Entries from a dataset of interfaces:

'''

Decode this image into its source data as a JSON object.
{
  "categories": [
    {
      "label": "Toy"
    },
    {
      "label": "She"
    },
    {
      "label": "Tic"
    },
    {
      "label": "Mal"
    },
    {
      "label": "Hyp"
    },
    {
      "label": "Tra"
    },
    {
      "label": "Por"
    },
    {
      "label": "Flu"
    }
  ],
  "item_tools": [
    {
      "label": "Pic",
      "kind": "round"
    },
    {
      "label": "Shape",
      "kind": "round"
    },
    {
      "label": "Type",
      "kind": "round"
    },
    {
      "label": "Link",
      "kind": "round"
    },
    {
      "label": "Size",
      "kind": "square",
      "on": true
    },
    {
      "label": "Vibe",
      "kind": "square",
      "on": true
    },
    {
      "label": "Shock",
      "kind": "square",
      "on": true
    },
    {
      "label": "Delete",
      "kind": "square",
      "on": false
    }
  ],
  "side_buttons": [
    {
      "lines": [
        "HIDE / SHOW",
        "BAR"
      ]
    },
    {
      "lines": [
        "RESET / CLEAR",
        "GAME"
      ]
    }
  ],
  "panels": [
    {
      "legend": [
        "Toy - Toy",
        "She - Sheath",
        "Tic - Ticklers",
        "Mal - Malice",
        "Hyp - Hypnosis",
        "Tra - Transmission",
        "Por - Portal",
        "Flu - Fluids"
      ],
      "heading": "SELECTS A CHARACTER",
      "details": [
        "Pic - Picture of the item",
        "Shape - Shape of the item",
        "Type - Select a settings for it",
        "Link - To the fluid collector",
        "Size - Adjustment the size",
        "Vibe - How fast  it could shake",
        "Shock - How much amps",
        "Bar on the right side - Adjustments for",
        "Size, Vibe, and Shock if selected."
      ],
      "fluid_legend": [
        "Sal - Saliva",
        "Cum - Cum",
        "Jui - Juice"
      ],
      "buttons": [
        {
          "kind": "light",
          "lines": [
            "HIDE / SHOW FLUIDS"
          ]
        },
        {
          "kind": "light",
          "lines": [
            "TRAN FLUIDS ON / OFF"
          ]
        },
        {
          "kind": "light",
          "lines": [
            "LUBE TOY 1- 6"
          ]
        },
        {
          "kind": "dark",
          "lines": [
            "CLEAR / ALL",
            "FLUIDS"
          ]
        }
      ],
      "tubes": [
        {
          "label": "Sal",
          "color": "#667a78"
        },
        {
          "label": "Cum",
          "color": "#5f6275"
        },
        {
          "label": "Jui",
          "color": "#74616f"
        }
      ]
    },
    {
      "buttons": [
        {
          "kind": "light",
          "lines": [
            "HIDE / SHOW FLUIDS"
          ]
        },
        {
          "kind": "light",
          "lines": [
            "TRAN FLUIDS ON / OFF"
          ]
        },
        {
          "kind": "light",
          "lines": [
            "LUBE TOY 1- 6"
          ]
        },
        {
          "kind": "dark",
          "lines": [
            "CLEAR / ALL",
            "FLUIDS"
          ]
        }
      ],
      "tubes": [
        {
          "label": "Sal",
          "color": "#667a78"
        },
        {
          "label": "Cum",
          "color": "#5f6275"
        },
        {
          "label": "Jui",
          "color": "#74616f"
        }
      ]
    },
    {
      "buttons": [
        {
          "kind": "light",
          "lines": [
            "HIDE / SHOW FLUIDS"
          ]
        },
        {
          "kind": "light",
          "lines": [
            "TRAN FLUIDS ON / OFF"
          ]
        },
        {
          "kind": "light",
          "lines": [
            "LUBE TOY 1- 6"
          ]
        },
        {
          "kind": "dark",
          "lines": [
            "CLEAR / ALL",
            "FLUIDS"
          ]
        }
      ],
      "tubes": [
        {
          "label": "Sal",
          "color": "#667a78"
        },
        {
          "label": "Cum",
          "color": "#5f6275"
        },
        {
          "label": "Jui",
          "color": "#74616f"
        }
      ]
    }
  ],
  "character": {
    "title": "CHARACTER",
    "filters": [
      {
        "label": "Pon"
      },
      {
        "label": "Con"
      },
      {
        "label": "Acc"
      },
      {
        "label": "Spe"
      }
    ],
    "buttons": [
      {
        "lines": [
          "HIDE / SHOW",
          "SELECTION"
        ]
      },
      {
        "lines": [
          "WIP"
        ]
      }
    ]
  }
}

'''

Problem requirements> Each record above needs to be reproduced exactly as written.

Answer box>
Decode this image into its source data as a JSON object.
{
  "categories": [
    {
      "label": "Toy"
    },
    {
      "label": "She"
    },
    {
      "label": "Tic"
    },
    {
      "label": "Mal"
    },
    {
      "label": "Hyp"
    },
    {
      "label": "Tra"
    },
    {
      "label": "Por"
    },
    {
      "label": "Flu"
    }
  ],
  "item_tools": [
    {
      "label": "Pic",
      "kind": "round"
    },
    {
      "label": "Shape",
      "kind": "round"
    },
    {
      "label": "Type",
      "kind": "round"
    },
    {
      "label": "Link",
      "kind": "round"
    },
    {
      "label": "Size",
      "kind": "square",
      "on": true
    },
    {
      "label": "Vibe",
      "kind": "square",
      "on": true
    },
    {
      "label": "Shock",
      "kind": "square",
      "on": true
    },
    {
      "label": "Delete",
      "kind": "square",
      "on": false
    }
  ],
  "side_buttons": [
    {
      "lines": [
        "HIDE / SHOW",
        "BAR"
      ]
    },
    {
      "lines": [
        "RESET / CLEAR",
        "GAME"
      ]
    }
  ],
  "panels": [
    {
      "legend": [
        "Toy - Toy",
        "She - Sheath",
        "Tic - Ticklers",
        "Mal - Malice",
        "Hyp - Hypnosis",
        "Tra - Transmission",
        "Por - Portal",
        "Flu - Fluids"
      ],
      "heading": "SELECTS A CHARACTER",
      "details": [
        "Pic - Picture of the item",
        "Shape - Shape of the item",
        "Type - Select a settings for it",
        "Link - To the fluid collector",
        "Size - Adjustment the size",
        "Vibe - How fast  it could shake",
        "Shock - How much amps",
        "Bar on the right side - Adjustments for",
        "Size, Vibe, and Shock if selected."
      ],
      "fluid_legend": [
        "Sal - Saliva",
        "Cum - Cum",
        "Jui - Juice"
      ],
      "buttons": [
        {
          "kind": "light",
          "lines": [
            "HIDE / SHOW FLUIDS"
          ]
        },
        {
          "kind": "light",
          "lines": [
            "TRAN FLUIDS ON / OFF"
          ]
        },
        {
          "kind": "light",
          "lines": [
            "LUBE TOY 1- 6"
          ]
        },
        {
          "kind": "dark",
          "lines": [
            "CLEAR / ALL",
            "FLUIDS"
          ]
        }
      ],
      "tubes": [
        {
          "label": "Sal",
          "color": "#667a78"
        },
        {
          "label": "Cum",
          "color": "#5f6275"
        },
        {
          "label": "Jui",
          "color": "#74616f"
        }
      ]
    },
    {
      "buttons": [
        {
          "kind": "light",
          "lines": [
            "HIDE / SHOW FLUIDS"
          ]
        },
        {
          "kind": "light",
          "lines": [
            "TRAN FLUIDS ON / OFF"
          ]
        },
        {
          "kind": "light",
          "lines": [
            "LUBE TOY 1- 6"
          ]
        },
        {
          "kind": "dark",
          "lines": [
            "CLEAR / ALL",
            "FLUIDS"
          ]
        }
      ],
      "tubes": [
        {
          "label": "Sal",
          "color": "#667a78"
        },
        {
          "label": "Cum",
          "color": "#5f6275"
        },
        {
          "label": "Jui",
          "color": "#74616f"
        }
      ]
    },
    {
      "buttons": [
        {
          "kind": "light",
          "lines": [
            "HIDE / SHOW FLUIDS"
          ]
        },
        {
          "kind": "light",
          "lines": [
            "TRAN FLUIDS ON / OFF"
          ]
        },
        {
          "kind": "light",
          "lines": [
            "LUBE TOY 1- 6"
          ]
        },
        {
          "kind": "dark",
          "lines": [
            "CLEAR / ALL",
            "FLUIDS"
          ]
        }
      ],
      "tubes": [
        {
          "label": "Sal",
          "color": "#667a78"
        },
        {
          "label": "Cum",
          "color": "#5f6275"
        },
        {
          "label": "Jui",
          "color": "#74616f"
        }
      ]
    }
  ],
  "character": {
    "title": "CHARACTER",
    "filters": [
      {
        "label": "Pon"
      },
      {
        "label": "Con"
      },
      {
        "label": "Acc"
      },
      {
        "label": "Spe"
      }
    ],
    "buttons": [
      {
        "lines": [
          "HIDE / SHOW",
          "SELECTION"
        ]
      },
      {
        "lines": [
          "WIP"
        ]
      }
    ]
  }
}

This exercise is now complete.